  The loaf ended up like a thick pizza, and was enjoyed by all. 

From the Southwestern Focaccia with Roasted Corn and Goat Cheese, which was kind of a Tex-Mex-Franco-Italian-Fusion thing, the assignment proceeded to the subcontinent for Aloo Paratha, a stuffed Indian bread.  We made ours folded, like a calzone, but one of our members, Aparna, in Goa, India, has offered a post on her My Diverse Kitchen blog discussing the origins of parathas, along with her recipe, and a video demonstrating the traditional method of forming them, in which they are rolled out.  It is well worth the visit. 
Although the recipe calls for making mashed potatoes for the filling, I had some leftover potatoes from Julia Childs’s Pommes de Terre Dauphinoise (scalloped potatoes) which I ran through my potato ricer.
I mixed the spuds with curry powder and peas, rolled out the dough, formed the paratha 

and baked it.

It turned out beautifully, if I do say so myself.

I also made a loaf, but given the type of dough it was pretty heavy, as mentioned above, and not my favorite use for this dough.   So, I made another focaccia, this one without any topping but salt and pepper.

Then, I split it horizontally, and made a panino (note the singular form, Ellen).  I put the cut sides up and down, with the top and bottom  crust to the middle, since the cut sides would brown better.  This was one of the 8 Tips for Making Great Panini from Kathy at Panini Happy.  In her recipe for a Bacon Tuna Melt Panini Kathy gives a shout out to AB in 5!

I filled mine with a tuna salad with home-made sun-dried tomatoes, roasted red and yellow peppers, and fresh mozzarella, and cooked it in my panini press.

Since I had some extra dough, I made some pesto knots, rolling out the dough, spreading pesto (frozen from last Summer’s garden) on it, folding it in half, rolling it again, cutting it into strips and tying them into knots (or twists).  They were quite tasty.  

I still had enough dough for something else, so I made a Chicago-style deep dish pizza, using a cast iron skillet.

I rolled the dough out larger than the skillet, which I oiled well,

and put the crust in, running it  up the sides.

Then, borrowing a trick from Broa in a Cast Iron Skillet, I put the skillet over high heat on the stove while I filled it, to give the crust a head start.  

Then I baked it in the oven at 450 degrees, and 30 minutes later, Voila!

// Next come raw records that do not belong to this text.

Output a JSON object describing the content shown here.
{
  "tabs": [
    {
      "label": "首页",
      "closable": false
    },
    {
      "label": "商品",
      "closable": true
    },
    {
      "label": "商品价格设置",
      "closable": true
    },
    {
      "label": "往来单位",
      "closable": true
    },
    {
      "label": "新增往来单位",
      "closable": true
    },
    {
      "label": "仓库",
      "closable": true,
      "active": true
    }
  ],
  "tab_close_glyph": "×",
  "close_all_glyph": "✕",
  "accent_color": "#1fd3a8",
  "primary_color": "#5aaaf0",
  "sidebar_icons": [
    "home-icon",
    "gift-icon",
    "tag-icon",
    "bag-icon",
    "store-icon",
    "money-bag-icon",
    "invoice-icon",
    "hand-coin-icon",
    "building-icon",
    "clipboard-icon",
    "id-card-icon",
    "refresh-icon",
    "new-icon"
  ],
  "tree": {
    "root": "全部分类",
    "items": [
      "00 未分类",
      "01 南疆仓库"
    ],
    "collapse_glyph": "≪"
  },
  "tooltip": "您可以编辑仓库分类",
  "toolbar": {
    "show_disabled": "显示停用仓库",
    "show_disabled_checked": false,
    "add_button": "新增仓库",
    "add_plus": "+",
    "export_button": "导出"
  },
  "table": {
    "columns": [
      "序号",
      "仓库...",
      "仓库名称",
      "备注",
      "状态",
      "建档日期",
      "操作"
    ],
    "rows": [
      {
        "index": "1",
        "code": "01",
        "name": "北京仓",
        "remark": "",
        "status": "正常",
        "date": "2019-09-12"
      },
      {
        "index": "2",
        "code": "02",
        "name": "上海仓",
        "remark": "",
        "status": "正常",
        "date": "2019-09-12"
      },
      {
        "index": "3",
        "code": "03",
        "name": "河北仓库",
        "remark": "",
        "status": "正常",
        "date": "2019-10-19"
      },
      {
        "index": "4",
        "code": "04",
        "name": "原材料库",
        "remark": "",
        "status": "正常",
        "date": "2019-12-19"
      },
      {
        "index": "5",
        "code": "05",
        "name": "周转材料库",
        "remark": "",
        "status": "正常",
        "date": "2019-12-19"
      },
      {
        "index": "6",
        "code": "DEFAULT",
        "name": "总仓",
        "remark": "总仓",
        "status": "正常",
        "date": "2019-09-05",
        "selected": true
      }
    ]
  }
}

I used the scraps from the crust to make some very good breadsticks, which served admirably to hold us over for the 30 minutes the pizza was baking.

All in all, I think this dough worked best for flatbreads.  But I also  I think that many of the other doughs work as well for flatbreads, and are more versatile.